But Jesus came to bring the Gospel. And the Gospel is good news… not good advice.
Now that I’m saved, I understand that God did not send His Son just to merely teach me the right things to do in this life…
Jesus didn’t come to make me more religious and spiritual. He didn’t come so that I would be overcome by emotional religious piety and experiences. He didn’t come so that I would vote for family values and lowered taxes. He didn’t come so that I would passionately serve in the latest cause, raising awareness for health pandemics and social injustices. He didn’t come to teach me to be accepting and open-minded to everyone else, everywhere and no matter what (unless they are not as “open-minded” as I am). He didn’t come to make me a better “people person” with a charming smile, a good handshake, and polite manners.
I am not saying that these are all bad (though some are). It’s just that Jesus didn’t come because I needed the perfect example on how to do good “Jesus-things”.
He came because I needed a Savior.

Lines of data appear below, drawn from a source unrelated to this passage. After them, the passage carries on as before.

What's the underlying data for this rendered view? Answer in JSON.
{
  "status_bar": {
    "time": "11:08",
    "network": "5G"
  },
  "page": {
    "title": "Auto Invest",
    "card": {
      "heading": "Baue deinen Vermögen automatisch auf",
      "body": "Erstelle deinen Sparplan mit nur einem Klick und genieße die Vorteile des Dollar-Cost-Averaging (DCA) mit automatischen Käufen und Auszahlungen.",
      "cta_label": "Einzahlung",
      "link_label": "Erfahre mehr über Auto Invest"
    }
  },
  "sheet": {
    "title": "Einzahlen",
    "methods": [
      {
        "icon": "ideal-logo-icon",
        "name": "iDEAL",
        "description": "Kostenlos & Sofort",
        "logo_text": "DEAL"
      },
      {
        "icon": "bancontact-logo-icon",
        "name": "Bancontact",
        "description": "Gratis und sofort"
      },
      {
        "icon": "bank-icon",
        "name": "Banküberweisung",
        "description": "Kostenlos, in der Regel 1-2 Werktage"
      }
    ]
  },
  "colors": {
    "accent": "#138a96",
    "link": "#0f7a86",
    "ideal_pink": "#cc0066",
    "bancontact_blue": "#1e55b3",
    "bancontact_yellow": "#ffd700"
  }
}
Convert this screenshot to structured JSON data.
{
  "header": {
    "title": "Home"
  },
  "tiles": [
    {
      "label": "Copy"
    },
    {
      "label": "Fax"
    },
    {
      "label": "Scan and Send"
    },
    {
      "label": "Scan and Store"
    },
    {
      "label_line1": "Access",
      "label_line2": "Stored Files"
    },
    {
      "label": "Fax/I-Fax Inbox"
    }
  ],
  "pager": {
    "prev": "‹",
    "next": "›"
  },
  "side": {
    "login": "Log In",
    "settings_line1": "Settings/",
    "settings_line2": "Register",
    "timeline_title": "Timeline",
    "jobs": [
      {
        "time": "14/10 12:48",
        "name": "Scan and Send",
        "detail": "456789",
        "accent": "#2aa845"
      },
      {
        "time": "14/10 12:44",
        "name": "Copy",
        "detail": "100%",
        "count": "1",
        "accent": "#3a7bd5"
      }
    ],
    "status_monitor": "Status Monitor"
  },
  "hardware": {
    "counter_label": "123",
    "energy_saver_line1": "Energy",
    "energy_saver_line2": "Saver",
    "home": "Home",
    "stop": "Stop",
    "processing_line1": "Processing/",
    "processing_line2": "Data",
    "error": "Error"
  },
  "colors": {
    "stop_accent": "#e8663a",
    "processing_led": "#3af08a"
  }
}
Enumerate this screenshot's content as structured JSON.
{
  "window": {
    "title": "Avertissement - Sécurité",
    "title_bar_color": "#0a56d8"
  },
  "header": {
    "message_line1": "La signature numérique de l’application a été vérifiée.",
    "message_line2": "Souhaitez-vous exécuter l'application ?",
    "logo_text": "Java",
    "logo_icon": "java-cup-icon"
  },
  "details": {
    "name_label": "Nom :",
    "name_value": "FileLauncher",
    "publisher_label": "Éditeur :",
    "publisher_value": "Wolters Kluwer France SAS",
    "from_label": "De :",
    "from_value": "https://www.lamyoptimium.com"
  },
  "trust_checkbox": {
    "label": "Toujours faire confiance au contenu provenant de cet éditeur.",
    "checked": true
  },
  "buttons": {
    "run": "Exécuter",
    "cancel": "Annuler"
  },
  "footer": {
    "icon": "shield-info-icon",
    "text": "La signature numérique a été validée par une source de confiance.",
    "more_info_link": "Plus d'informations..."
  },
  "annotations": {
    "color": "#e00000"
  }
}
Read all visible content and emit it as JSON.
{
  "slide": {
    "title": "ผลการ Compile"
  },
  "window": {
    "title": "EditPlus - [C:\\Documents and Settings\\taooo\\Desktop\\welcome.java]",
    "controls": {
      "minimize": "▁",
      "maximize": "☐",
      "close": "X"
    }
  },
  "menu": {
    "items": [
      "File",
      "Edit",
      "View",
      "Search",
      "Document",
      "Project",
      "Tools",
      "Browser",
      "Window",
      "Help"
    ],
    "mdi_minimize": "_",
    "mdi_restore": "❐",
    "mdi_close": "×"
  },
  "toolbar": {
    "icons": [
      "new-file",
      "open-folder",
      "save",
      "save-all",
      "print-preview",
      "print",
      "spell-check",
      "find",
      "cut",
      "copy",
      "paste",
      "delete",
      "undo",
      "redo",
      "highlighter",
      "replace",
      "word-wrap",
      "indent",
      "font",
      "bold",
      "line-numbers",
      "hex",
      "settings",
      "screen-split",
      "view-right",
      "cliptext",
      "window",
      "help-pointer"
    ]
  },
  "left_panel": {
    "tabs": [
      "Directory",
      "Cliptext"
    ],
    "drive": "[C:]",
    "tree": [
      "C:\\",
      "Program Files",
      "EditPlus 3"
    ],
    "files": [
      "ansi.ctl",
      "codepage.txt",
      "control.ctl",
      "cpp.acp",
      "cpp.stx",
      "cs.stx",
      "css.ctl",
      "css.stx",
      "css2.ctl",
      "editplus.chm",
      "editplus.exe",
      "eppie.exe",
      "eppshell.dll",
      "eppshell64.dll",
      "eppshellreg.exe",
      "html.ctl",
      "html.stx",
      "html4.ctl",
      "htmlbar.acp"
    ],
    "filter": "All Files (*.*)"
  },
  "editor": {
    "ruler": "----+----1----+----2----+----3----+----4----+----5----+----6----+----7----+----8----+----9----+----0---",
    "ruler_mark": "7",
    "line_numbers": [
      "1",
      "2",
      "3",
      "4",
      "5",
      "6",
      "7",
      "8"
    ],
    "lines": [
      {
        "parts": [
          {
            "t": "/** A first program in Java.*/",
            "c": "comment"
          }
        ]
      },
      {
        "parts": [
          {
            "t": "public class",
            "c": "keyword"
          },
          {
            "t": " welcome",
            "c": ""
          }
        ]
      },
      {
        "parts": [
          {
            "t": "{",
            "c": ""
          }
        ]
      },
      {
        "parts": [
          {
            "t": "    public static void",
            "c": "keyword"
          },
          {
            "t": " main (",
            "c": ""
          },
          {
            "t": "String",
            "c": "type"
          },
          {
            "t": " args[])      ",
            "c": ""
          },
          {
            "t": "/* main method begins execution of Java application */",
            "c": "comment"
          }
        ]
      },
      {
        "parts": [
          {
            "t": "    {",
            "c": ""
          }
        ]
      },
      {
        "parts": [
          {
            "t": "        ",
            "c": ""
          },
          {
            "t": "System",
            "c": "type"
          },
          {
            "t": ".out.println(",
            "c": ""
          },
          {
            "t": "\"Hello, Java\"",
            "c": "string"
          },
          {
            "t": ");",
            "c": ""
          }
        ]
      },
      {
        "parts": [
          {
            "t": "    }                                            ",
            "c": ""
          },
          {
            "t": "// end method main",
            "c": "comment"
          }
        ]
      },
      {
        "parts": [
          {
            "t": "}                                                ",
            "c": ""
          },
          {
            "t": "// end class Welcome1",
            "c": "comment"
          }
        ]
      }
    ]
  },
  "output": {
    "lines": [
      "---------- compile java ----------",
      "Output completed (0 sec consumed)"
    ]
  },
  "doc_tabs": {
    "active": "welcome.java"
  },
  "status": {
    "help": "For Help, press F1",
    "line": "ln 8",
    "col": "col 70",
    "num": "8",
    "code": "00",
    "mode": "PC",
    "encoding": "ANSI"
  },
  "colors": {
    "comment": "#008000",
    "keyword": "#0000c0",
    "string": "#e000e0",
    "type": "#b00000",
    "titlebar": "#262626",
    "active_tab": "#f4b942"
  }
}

The Jesus Christwe need is the Great Reedemer—the Savior King. This King of Kings showed God’s own love for us by leaving His great throne in heaven to live a life that we were supposed to have lived, die a death that we are otherwise condemned to die, and rise victoriously from the grave in triumphant victory over sin, Satan and death. He came to free us! He absorbed the wrath of God and ushers us not into a life of reconditioned morals but, rather, into a life marked by God’s irresistible grace, the forgiveness of sins, and the free gift of salvation.
That’s what Jesus did.
“… he was wounded for our transgressions; he was crushed for our iniquities; upon him was the chastisement that brought us peace, and with his stripes we are healed” –Isaiah 53:5
“For Christ also suffered once for sins, the righteous for the unrighteous, that he might bring us to God” –1 Peter 3:18
This is a message worth sharing. It’s a life that he provides—a new life–not a lifestyle. It’s a Gospel that saves. The good news of Jesus Christ is not about what He would do; it’s about what He did. And that’s why I say the question WWJD? bothers me. It misses the point.
The new question we should be asking is:
What DID Jesus Do?
… let us ask ourselves daily. The answer is good news worth remembering.